Yes and no. But mostly no. I grew up in Russia, where you can't go through your day without running into an Alexander or an Alexandra. But here's the catch that causes much confusion among English speakers — a diminutive for both names is Sasha. Yes, boys and girls are called Sashas.
When I first visited North America, I felt obliged to tell the whole Alexandra-Sasha story, which caused perplexed looks every time without a fail. In an attempt to minimize those, I started introducing myself as Alex. Until one day I joined a group where there was already an Alex, so I went back to Sasha.
Q: So which one do you prefer — Alexandra, Sasha, or Alex?
Most people now call me Sasha. I use Alexandra for official purposes and papers. There is a group of friends where I am still known as Alex. You are welcome to use any of the above, but be prepared for possible misunderstandings when talking to others.
Q: But it doesn't make any sense, why would Alexandra and Sasha be the same name?

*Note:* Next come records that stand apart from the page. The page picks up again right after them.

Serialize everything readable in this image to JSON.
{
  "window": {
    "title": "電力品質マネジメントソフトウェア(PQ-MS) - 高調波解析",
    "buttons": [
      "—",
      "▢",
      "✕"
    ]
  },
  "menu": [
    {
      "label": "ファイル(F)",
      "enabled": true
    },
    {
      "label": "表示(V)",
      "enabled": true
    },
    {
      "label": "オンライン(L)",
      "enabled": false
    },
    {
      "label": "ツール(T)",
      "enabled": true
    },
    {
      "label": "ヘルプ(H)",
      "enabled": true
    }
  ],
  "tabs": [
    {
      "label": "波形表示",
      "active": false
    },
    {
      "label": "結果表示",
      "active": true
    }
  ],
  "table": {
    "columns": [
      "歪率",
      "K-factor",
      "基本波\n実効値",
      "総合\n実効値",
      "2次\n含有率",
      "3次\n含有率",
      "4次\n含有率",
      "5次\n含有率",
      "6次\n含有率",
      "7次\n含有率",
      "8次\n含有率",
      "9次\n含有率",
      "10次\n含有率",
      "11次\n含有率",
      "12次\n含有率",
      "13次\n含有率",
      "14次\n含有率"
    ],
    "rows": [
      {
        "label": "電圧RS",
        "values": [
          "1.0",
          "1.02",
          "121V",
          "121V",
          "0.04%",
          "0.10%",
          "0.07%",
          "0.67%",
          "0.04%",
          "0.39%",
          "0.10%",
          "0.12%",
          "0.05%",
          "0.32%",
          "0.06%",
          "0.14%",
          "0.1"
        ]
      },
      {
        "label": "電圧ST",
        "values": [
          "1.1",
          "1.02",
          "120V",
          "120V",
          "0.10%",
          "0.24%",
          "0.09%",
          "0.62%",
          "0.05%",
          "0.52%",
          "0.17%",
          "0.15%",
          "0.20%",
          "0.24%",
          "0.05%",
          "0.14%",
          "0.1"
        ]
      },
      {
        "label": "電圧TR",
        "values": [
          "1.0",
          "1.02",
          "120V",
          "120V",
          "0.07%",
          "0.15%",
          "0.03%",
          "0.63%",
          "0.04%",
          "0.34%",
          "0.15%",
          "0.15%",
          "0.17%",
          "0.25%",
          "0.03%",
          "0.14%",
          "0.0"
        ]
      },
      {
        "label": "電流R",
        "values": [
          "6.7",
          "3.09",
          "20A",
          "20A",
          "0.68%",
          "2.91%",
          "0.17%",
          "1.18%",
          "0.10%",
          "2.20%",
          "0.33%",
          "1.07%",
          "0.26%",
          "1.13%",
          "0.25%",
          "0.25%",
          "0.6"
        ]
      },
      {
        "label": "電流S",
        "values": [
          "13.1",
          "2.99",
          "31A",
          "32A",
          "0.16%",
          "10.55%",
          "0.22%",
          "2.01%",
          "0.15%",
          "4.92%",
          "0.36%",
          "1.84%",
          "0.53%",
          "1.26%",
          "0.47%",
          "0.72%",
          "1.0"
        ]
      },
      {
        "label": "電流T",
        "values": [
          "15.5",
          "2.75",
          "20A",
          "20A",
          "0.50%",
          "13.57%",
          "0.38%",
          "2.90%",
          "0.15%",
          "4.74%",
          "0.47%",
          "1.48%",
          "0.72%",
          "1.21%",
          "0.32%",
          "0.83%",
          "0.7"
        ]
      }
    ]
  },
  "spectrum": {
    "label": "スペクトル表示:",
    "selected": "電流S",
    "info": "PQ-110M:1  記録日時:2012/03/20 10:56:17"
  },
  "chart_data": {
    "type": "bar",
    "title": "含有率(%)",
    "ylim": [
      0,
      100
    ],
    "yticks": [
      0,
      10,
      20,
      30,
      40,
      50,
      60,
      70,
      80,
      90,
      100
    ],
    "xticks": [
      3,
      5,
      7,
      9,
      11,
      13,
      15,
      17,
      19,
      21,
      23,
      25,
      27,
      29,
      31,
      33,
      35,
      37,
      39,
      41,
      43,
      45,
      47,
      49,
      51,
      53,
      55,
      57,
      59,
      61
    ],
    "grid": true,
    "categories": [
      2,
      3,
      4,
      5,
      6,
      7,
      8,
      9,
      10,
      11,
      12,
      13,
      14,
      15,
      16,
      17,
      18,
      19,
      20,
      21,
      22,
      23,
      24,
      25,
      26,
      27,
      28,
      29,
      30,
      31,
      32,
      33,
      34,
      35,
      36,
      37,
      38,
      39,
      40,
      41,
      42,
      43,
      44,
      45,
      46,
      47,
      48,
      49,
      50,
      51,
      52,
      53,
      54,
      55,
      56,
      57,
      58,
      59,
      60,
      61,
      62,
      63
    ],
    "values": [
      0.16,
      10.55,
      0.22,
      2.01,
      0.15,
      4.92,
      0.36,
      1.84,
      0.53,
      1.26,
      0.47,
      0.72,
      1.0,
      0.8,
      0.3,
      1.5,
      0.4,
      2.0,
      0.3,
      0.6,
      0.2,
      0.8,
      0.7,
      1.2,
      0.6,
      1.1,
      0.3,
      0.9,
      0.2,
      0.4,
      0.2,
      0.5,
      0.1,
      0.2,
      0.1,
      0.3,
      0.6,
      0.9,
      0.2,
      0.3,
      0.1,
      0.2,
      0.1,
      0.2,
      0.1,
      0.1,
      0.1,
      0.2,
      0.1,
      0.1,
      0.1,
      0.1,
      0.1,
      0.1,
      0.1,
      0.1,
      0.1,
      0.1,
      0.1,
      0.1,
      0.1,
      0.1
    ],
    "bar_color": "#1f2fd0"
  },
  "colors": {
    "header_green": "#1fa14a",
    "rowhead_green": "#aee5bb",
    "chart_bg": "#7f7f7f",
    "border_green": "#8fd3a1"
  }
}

Good question. I never did a deep enough research to answer it, but I might one day. For now accept that some things just are.
Q: Err... How do I pronounce your last name?
This task is not for the faint of heart, but you can do it!
Here's the closest transcription I could muster: /ˈftõo:rē:nə/.
To begin with, the first "V" is actually pronounced as f, according to the phonetic rules of the Russian language. Then goes the "tyu" — long and soft, kind of like the word "tu" in French. The "ri" part is pronounced as "reeh", like in "reef" or "read". Finally, we close off with "na", as in "Hey, would you like to have a last name Vtyurina?" — "Nah, I'm good, thanks."
One last thing to know is that the emphasis goes on the first syllable, not the emphasis on the second syllable as is intuitive for most native English speakers.